*About this exercise*: From the records below, copy each line that has the word "some" in it.

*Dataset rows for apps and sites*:
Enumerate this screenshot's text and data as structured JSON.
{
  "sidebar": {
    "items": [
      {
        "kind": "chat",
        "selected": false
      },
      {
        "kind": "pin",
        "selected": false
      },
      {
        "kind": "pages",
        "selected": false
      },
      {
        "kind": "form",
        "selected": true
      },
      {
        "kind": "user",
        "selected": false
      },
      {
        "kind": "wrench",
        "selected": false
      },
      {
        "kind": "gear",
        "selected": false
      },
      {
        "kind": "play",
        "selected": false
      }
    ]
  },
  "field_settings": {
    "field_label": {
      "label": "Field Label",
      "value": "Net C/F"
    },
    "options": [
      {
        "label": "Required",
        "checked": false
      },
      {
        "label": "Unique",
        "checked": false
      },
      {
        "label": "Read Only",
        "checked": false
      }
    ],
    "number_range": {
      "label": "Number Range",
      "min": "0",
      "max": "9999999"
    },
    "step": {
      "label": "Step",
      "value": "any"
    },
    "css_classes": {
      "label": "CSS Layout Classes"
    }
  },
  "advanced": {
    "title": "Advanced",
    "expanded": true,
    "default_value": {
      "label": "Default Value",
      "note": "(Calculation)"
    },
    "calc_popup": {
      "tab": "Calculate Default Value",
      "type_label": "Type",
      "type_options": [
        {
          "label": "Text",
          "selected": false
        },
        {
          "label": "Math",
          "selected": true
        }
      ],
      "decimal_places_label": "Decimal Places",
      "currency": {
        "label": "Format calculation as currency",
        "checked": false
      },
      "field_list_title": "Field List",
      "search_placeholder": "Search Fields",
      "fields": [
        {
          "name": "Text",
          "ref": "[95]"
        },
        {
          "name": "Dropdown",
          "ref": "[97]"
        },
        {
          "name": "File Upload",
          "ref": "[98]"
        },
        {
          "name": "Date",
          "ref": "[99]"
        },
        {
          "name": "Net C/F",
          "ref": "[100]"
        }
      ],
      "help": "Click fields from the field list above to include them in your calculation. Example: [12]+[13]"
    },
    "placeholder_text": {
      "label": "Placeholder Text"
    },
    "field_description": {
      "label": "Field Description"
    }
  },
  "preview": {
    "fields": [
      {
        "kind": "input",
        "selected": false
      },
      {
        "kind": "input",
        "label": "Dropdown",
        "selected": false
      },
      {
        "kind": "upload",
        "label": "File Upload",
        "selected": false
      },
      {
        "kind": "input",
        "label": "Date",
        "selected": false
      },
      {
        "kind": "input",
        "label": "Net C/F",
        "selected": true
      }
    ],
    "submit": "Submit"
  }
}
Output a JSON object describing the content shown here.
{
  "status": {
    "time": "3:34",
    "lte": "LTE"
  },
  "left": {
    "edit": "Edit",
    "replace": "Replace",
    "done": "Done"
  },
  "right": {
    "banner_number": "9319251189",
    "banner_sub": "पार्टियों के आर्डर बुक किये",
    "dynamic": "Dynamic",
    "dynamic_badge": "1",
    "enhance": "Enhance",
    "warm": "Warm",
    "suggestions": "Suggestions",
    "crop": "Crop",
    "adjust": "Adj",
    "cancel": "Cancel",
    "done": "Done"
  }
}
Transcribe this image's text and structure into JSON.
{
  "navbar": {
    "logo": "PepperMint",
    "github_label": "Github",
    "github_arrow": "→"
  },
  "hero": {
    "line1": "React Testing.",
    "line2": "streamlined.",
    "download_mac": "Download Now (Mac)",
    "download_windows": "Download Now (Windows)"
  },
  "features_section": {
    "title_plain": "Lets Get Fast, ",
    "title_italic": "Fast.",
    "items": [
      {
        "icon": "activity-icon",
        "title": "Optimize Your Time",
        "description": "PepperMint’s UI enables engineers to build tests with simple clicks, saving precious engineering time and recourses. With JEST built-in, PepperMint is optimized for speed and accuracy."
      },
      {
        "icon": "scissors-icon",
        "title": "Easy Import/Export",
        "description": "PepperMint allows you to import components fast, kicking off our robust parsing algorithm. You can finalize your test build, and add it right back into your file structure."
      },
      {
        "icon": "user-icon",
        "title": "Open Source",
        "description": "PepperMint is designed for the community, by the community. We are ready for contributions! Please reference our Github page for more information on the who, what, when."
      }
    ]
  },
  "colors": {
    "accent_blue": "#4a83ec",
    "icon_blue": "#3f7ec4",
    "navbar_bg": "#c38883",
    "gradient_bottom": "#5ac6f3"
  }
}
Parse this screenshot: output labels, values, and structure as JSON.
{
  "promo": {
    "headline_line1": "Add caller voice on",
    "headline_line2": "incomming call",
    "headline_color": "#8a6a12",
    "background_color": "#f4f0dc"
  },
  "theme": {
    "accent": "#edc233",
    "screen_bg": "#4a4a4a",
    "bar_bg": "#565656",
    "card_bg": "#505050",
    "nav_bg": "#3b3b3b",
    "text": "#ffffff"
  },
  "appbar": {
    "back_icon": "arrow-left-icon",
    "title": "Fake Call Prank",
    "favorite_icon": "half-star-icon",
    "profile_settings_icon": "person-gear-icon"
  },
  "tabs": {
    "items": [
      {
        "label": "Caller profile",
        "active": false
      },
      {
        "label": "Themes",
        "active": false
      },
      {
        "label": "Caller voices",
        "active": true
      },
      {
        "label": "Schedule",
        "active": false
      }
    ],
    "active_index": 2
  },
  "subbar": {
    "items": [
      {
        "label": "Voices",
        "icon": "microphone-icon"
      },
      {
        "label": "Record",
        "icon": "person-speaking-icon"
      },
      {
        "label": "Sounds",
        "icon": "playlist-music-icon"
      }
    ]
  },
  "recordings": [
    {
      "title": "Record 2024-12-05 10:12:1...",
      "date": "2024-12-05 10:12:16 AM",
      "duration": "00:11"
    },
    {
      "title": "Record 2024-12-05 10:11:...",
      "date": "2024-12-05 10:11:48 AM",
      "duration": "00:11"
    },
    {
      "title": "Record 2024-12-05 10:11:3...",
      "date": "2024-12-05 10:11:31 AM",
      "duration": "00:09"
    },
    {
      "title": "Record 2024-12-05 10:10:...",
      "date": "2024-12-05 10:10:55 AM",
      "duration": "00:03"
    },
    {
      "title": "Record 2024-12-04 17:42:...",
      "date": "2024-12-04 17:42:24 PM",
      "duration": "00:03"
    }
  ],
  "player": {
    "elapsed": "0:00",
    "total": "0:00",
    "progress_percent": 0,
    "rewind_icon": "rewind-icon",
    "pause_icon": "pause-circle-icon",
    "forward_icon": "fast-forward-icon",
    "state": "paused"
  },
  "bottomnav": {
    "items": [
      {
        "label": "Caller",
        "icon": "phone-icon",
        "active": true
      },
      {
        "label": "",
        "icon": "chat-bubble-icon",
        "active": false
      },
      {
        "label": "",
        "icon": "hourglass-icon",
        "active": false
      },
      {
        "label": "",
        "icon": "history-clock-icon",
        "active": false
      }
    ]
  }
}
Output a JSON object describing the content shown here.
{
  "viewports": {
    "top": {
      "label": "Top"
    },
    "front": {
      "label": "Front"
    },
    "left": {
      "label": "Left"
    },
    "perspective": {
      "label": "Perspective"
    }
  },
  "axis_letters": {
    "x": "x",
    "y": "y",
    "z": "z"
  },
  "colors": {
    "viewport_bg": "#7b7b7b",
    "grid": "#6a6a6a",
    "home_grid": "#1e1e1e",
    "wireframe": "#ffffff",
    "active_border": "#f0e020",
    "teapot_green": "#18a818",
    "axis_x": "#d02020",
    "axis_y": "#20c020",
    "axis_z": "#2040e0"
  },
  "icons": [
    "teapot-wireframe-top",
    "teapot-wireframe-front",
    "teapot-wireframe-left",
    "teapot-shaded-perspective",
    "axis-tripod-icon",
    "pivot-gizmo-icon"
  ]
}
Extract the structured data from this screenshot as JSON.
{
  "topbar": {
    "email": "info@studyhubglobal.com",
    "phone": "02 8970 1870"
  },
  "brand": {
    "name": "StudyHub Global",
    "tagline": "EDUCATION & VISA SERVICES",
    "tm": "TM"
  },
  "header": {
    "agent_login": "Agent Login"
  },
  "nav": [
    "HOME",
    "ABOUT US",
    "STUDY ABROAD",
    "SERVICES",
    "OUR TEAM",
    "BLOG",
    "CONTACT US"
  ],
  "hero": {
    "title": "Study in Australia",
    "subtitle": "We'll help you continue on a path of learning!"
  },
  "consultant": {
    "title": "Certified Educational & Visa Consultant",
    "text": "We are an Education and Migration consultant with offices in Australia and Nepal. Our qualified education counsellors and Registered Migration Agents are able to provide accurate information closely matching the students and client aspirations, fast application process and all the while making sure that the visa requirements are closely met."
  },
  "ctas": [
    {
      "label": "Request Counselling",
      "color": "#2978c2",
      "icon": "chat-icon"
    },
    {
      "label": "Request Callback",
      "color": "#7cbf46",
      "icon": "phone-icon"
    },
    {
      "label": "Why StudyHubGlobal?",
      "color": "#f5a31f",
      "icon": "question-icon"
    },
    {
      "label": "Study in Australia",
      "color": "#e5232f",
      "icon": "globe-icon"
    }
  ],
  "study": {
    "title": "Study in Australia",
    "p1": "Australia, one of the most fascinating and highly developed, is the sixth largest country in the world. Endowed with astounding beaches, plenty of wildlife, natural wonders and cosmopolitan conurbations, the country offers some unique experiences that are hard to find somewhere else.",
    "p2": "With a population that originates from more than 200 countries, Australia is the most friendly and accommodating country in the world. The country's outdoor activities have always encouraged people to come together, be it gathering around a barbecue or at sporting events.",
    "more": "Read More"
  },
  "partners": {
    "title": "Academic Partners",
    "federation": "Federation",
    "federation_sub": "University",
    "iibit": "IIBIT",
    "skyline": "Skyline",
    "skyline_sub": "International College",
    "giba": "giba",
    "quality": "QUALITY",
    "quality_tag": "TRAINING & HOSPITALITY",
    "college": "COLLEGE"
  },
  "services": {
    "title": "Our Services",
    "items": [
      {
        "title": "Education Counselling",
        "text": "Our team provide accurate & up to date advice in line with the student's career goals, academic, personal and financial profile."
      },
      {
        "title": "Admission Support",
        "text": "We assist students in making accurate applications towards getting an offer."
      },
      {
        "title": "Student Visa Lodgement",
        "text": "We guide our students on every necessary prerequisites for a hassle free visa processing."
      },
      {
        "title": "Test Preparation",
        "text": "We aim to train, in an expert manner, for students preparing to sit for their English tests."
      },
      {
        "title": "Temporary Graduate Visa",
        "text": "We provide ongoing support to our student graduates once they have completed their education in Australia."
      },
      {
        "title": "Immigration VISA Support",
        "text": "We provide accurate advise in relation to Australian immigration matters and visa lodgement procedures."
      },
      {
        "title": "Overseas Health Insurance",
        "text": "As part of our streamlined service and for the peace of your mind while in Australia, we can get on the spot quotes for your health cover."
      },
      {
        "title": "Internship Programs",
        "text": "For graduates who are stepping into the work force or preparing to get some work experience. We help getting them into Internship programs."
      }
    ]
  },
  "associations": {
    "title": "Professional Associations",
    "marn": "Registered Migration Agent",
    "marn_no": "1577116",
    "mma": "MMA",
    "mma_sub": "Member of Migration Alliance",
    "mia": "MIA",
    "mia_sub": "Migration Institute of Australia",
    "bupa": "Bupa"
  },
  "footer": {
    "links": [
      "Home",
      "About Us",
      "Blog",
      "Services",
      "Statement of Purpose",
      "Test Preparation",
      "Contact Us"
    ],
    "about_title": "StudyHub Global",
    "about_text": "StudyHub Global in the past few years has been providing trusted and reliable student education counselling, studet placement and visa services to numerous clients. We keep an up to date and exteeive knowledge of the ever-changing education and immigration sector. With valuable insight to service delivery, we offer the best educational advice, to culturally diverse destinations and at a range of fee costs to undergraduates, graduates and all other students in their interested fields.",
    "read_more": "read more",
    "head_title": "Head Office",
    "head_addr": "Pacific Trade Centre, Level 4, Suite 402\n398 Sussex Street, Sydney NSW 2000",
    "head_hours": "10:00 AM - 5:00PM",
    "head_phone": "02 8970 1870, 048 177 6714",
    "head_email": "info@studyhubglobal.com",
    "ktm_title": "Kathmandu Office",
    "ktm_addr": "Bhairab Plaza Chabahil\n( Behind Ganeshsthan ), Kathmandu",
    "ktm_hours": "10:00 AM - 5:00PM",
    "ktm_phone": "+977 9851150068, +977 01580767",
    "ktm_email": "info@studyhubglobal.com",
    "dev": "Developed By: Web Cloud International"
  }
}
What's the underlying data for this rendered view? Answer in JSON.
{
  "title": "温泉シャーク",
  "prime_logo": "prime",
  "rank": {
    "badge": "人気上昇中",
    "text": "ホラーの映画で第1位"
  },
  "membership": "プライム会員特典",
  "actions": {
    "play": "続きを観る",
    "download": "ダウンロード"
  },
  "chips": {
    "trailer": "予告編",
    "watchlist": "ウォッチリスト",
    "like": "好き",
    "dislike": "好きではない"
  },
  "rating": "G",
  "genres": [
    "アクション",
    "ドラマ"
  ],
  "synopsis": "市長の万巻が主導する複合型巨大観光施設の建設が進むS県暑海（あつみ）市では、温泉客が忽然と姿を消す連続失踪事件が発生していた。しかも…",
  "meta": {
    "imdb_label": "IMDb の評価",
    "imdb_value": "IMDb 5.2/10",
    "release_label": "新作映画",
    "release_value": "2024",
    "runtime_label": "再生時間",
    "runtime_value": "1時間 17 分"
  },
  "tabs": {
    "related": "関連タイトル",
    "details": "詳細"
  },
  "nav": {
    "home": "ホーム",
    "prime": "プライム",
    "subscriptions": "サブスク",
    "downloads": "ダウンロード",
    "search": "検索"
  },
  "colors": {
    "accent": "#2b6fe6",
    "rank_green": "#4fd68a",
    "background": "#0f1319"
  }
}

*Completed task*:
    "p1": "Australia, one of the most fascinating and highly developed, is the sixth largest country in the world. Endowed with astounding beaches, plenty of wildlife, natural wonders and cosmopolitan conurbations, the country offers some unique experiences that are hard to find somewhere else.",
        "text": "For graduates who are stepping into the work force or preparing to get some work experience. We help getting them into Internship programs."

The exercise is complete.